Lucid Culture


Art Review: Alex Dodge – Intelligent Design, At the Klaus Von Nichtssagend Gallery, Brooklyn NY

Williamsburg artist Dodge is not completely at ease with technology, which is something of an understatement. This show features some recent work which is very thought-provoking, as well as some that is decidedly not. Several of Dodge’s graphite-and-oil paintings are considerably gripping, including one showing a person naked except for a pair of briefs, facedown, hands tied behind the back, a computer keyboard above. Another is a sunken scene, a lobster, reeds and debris along with a keyboard resting on a riverbed or sea floor. There’s also the portrayal of what looks like the Death Star from Star Wars, its surface comprising boats and a plane aimed at one of the World Trade towers. “It looks like barbecue sauce,” an artist from the Williamsburg scene remarked, pointing to the the brown, seemingly random smudges throughout the painting. But the best piece in the entire gallery is something different entirely: a large abstract oil ominously interspersing different shades and textures of black.

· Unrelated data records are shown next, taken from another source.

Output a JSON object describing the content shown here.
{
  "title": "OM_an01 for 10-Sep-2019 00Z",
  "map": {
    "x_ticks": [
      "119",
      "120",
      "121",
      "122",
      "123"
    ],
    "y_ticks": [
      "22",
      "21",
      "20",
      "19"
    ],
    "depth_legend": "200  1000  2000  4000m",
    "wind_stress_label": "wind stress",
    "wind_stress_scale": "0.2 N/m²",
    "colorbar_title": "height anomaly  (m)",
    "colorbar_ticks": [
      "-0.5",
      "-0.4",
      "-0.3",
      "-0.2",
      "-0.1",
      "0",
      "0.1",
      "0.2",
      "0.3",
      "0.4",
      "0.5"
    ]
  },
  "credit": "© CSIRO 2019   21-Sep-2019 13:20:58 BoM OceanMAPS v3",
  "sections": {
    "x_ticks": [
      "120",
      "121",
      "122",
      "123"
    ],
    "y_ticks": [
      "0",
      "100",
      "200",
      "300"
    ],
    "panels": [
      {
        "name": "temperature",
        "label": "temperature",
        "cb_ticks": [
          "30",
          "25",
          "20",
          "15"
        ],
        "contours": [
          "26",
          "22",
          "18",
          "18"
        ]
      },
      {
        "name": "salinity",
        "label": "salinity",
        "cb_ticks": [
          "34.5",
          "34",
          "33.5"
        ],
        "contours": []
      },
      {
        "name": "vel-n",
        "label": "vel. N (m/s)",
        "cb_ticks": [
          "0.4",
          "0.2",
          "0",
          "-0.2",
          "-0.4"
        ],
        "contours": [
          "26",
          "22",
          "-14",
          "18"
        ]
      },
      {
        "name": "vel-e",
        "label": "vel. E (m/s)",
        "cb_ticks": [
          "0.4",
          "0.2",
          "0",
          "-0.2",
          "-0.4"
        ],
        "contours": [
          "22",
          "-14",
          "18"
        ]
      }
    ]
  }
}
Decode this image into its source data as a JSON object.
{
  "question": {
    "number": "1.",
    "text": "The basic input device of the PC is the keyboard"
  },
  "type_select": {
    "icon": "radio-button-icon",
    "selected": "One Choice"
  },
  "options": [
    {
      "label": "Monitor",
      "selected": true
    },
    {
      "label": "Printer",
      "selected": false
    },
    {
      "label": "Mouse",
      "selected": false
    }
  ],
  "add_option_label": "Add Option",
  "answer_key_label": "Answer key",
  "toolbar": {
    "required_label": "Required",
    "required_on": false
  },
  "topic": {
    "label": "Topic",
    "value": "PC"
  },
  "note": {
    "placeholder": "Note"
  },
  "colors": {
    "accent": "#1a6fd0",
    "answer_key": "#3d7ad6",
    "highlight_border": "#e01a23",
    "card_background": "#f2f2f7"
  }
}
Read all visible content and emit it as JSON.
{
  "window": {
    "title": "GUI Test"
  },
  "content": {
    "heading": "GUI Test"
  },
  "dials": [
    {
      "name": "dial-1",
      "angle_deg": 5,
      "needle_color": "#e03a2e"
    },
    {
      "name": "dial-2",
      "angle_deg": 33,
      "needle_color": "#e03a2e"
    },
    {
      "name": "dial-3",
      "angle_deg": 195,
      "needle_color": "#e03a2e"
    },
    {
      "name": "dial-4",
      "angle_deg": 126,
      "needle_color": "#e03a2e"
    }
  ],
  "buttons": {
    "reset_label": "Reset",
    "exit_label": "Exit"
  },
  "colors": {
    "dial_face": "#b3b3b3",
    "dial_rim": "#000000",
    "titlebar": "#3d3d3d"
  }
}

On a wall that can’t be seen from the street are also several separate pages taken from coloring books, colored with crayon (within the lines, of course), each with colorful plastic refrigerator-magnet letters affixed to the corners. These are for sale for $400 apiece. We emailed the gallery and asked them to let us know in the event that anyone buys any of them. If that happens – and at the rate the art world is going, it probably will – we will contact the buyer and see how much he or she is willing to pay us for a piece of used toilet paper. $500 seems fair to us.

February 16, 2008 Posted by | Art, Reviews | , , , , , , | 3 Comments